[[ Available records, beginning ]]
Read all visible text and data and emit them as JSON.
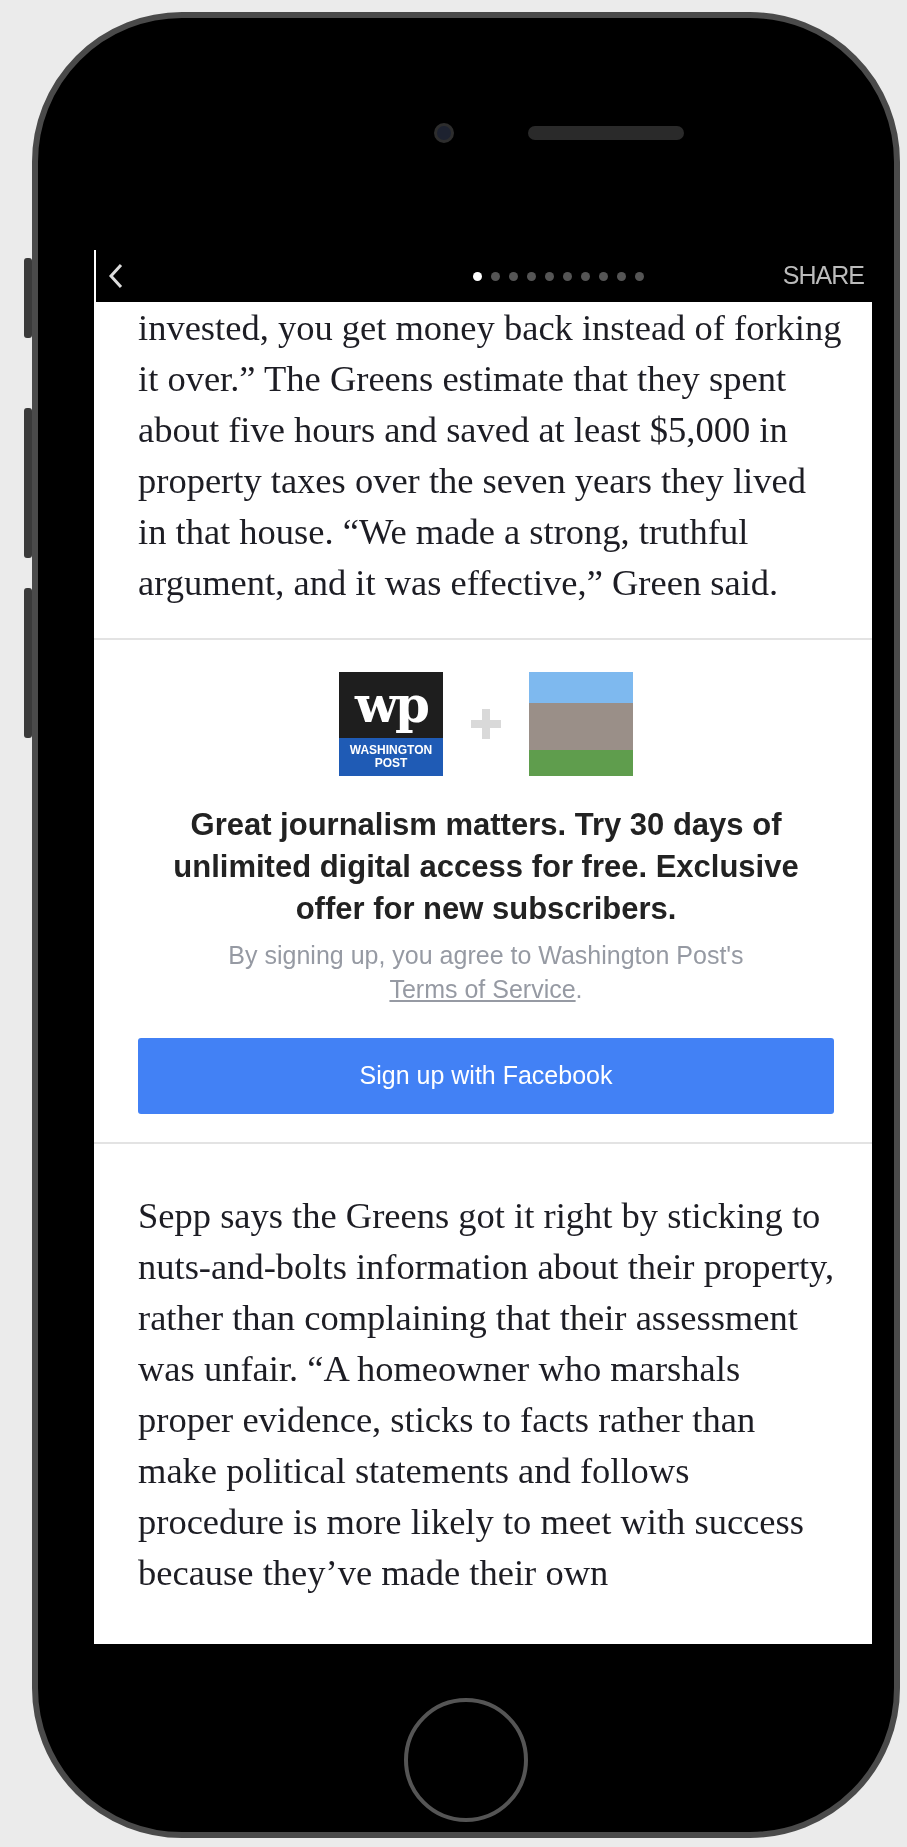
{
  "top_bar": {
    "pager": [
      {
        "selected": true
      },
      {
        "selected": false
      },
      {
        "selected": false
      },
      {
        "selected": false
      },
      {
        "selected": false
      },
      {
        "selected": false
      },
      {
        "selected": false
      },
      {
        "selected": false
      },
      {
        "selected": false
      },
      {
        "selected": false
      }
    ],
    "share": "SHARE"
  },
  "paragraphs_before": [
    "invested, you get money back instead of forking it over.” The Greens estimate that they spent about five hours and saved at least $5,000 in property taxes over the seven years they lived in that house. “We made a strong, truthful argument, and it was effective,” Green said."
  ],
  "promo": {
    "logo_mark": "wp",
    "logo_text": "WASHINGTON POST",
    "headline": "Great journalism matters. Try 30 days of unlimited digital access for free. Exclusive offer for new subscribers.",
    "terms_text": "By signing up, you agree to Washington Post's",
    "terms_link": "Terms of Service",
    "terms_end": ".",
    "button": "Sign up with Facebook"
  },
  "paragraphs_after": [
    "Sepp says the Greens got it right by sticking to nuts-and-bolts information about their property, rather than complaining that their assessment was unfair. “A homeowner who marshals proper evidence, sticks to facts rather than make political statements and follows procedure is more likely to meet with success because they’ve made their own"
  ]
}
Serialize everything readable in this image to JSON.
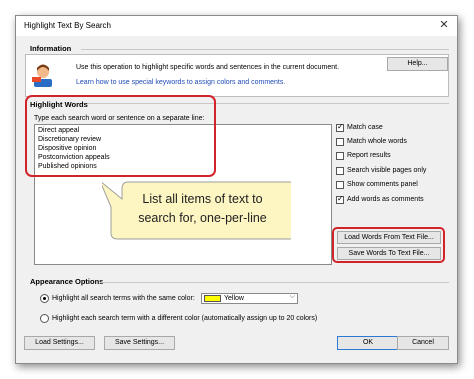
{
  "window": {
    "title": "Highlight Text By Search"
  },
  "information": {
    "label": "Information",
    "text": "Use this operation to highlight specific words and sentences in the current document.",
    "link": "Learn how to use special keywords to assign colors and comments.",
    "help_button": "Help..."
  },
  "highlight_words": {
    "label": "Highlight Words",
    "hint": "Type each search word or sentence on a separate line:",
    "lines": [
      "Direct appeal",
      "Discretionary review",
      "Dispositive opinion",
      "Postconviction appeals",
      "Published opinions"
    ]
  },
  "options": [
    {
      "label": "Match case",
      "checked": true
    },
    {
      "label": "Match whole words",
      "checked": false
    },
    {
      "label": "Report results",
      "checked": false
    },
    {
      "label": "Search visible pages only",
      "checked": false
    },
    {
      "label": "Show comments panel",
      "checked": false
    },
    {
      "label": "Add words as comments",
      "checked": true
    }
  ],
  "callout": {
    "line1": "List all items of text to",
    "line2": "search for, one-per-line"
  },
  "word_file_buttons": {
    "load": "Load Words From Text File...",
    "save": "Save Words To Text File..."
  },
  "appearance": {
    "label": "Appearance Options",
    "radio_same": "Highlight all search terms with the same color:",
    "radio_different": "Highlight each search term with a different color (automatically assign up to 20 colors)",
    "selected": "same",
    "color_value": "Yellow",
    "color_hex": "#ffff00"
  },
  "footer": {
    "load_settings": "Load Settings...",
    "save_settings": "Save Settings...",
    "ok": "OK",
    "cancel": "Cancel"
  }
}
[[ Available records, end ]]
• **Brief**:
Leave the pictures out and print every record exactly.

• **Exercise output**:
Read all visible text and data and emit them as JSON.
{
  "top_bar": {
    "pager": [
      {
        "selected": true
      },
      {
        "selected": false
      },
      {
        "selected": false
      },
      {
        "selected": false
      },
      {
        "selected": false
      },
      {
        "selected": false
      },
      {
        "selected": false
      },
      {
        "selected": false
      },
      {
        "selected": false
      },
      {
        "selected": false
      }
    ],
    "share": "SHARE"
  },
  "paragraphs_before": [
    "invested, you get money back instead of forking it over.” The Greens estimate that they spent about five hours and saved at least $5,000 in property taxes over the seven years they lived in that house. “We made a strong, truthful argument, and it was effective,” Green said."
  ],
  "promo": {
    "logo_mark": "wp",
    "logo_text": "WASHINGTON POST",
    "headline": "Great journalism matters. Try 30 days of unlimited digital access for free. Exclusive offer for new subscribers.",
    "terms_text": "By signing up, you agree to Washington Post's",
    "terms_link": "Terms of Service",
    "terms_end": ".",
    "button": "Sign up with Facebook"
  },
  "paragraphs_after": [
    "Sepp says the Greens got it right by sticking to nuts-and-bolts information about their property, rather than complaining that their assessment was unfair. “A homeowner who marshals proper evidence, sticks to facts rather than make political statements and follows procedure is more likely to meet with success because they’ve made their own"
  ]
}
Serialize everything readable in this image to JSON.
{
  "window": {
    "title": "Highlight Text By Search"
  },
  "information": {
    "label": "Information",
    "text": "Use this operation to highlight specific words and sentences in the current document.",
    "link": "Learn how to use special keywords to assign colors and comments.",
    "help_button": "Help..."
  },
  "highlight_words": {
    "label": "Highlight Words",
    "hint": "Type each search word or sentence on a separate line:",
    "lines": [
      "Direct appeal",
      "Discretionary review",
      "Dispositive opinion",
      "Postconviction appeals",
      "Published opinions"
    ]
  },
  "options": [
    {
      "label": "Match case",
      "checked": true
    },
    {
      "label": "Match whole words",
      "checked": false
    },
    {
      "label": "Report results",
      "checked": false
    },
    {
      "label": "Search visible pages only",
      "checked": false
    },
    {
      "label": "Show comments panel",
      "checked": false
    },
    {
      "label": "Add words as comments",
      "checked": true
    }
  ],
  "callout": {
    "line1": "List all items of text to",
    "line2": "search for, one-per-line"
  },
  "word_file_buttons": {
    "load": "Load Words From Text File...",
    "save": "Save Words To Text File..."
  },
  "appearance": {
    "label": "Appearance Options",
    "radio_same": "Highlight all search terms with the same color:",
    "radio_different": "Highlight each search term with a different color (automatically assign up to 20 colors)",
    "selected": "same",
    "color_value": "Yellow",
    "color_hex": "#ffff00"
  },
  "footer": {
    "load_settings": "Load Settings...",
    "save_settings": "Save Settings...",
    "ok": "OK",
    "cancel": "Cancel"
  }
}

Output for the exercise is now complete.